EXERCISE REQUIREMENTS
Reproduce the records below exactly as they appear.

Source records
◇ ◇ ◇ ◇ ◇

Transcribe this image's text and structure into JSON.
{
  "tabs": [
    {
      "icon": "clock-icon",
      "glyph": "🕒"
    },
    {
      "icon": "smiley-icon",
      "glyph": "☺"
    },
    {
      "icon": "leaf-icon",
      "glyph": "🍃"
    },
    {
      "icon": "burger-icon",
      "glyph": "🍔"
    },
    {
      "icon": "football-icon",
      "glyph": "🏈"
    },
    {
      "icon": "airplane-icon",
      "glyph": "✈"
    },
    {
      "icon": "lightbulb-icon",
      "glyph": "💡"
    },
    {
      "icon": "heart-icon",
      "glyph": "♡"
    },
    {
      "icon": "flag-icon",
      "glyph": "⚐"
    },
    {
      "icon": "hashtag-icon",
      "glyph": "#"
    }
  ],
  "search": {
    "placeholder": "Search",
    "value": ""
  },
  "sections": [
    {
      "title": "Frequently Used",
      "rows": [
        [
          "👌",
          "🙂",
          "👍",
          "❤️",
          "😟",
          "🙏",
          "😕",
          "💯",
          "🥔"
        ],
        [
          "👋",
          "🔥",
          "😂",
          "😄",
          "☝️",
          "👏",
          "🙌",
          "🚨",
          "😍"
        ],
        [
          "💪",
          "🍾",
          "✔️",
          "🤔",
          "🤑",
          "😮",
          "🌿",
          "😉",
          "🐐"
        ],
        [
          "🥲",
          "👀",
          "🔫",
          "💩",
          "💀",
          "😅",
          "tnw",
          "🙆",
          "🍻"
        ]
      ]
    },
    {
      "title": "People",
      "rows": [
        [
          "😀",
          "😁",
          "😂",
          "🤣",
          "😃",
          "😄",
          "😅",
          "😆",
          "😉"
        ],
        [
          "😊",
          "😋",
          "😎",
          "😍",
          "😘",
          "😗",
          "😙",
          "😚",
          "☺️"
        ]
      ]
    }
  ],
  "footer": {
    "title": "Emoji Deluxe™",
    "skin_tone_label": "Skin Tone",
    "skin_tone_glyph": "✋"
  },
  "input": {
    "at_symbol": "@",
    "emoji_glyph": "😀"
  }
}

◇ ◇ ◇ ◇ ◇

RESPONSE AREA
Transcribe this image's text and structure into JSON.
{
  "tabs": [
    {
      "icon": "clock-icon",
      "glyph": "🕒"
    },
    {
      "icon": "smiley-icon",
      "glyph": "☺"
    },
    {
      "icon": "leaf-icon",
      "glyph": "🍃"
    },
    {
      "icon": "burger-icon",
      "glyph": "🍔"
    },
    {
      "icon": "football-icon",
      "glyph": "🏈"
    },
    {
      "icon": "airplane-icon",
      "glyph": "✈"
    },
    {
      "icon": "lightbulb-icon",
      "glyph": "💡"
    },
    {
      "icon": "heart-icon",
      "glyph": "♡"
    },
    {
      "icon": "flag-icon",
      "glyph": "⚐"
    },
    {
      "icon": "hashtag-icon",
      "glyph": "#"
    }
  ],
  "search": {
    "placeholder": "Search",
    "value": ""
  },
  "sections": [
    {
      "title": "Frequently Used",
      "rows": [
        [
          "👌",
          "🙂",
          "👍",
          "❤️",
          "😟",
          "🙏",
          "😕",
          "💯",
          "🥔"
        ],
        [
          "👋",
          "🔥",
          "😂",
          "😄",
          "☝️",
          "👏",
          "🙌",
          "🚨",
          "😍"
        ],
        [
          "💪",
          "🍾",
          "✔️",
          "🤔",
          "🤑",
          "😮",
          "🌿",
          "😉",
          "🐐"
        ],
        [
          "🥲",
          "👀",
          "🔫",
          "💩",
          "💀",
          "😅",
          "tnw",
          "🙆",
          "🍻"
        ]
      ]
    },
    {
      "title": "People",
      "rows": [
        [
          "😀",
          "😁",
          "😂",
          "🤣",
          "😃",
          "😄",
          "😅",
          "😆",
          "😉"
        ],
        [
          "😊",
          "😋",
          "😎",
          "😍",
          "😘",
          "😗",
          "😙",
          "😚",
          "☺️"
        ]
      ]
    }
  ],
  "footer": {
    "title": "Emoji Deluxe™",
    "skin_tone_label": "Skin Tone",
    "skin_tone_glyph": "✋"
  },
  "input": {
    "at_symbol": "@",
    "emoji_glyph": "😀"
  }
}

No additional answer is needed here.